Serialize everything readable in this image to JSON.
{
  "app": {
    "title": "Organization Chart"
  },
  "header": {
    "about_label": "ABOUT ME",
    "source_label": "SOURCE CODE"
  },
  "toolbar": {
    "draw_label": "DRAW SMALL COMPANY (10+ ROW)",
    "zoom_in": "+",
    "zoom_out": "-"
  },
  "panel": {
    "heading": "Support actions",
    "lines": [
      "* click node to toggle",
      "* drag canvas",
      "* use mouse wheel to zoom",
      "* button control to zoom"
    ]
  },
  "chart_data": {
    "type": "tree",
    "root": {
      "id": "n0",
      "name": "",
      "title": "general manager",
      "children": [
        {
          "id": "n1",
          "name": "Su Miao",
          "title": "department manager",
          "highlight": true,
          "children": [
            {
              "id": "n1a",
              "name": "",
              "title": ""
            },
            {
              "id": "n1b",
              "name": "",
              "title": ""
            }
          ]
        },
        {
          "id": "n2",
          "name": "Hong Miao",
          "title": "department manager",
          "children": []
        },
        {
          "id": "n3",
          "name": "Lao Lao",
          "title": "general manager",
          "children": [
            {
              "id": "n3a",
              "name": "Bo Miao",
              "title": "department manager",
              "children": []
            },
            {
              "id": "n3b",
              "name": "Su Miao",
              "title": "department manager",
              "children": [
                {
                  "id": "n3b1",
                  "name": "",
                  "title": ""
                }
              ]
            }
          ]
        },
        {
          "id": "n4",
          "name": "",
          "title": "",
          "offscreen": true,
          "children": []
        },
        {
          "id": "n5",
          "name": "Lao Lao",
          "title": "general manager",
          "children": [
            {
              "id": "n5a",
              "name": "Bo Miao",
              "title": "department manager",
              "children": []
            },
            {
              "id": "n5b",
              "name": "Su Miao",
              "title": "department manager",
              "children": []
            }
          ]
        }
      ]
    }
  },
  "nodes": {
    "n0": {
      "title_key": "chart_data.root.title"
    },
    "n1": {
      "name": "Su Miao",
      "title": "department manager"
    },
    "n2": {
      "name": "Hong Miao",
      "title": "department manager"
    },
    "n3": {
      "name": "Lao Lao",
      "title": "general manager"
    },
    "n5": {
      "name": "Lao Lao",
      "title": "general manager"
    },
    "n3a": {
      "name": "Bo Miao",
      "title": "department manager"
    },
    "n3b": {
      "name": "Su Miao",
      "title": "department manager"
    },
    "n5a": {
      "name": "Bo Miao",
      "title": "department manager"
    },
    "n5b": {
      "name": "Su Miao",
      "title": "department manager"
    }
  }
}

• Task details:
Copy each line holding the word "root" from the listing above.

• Task output:
    "root": {
      "title_key": "chart_data.root.title"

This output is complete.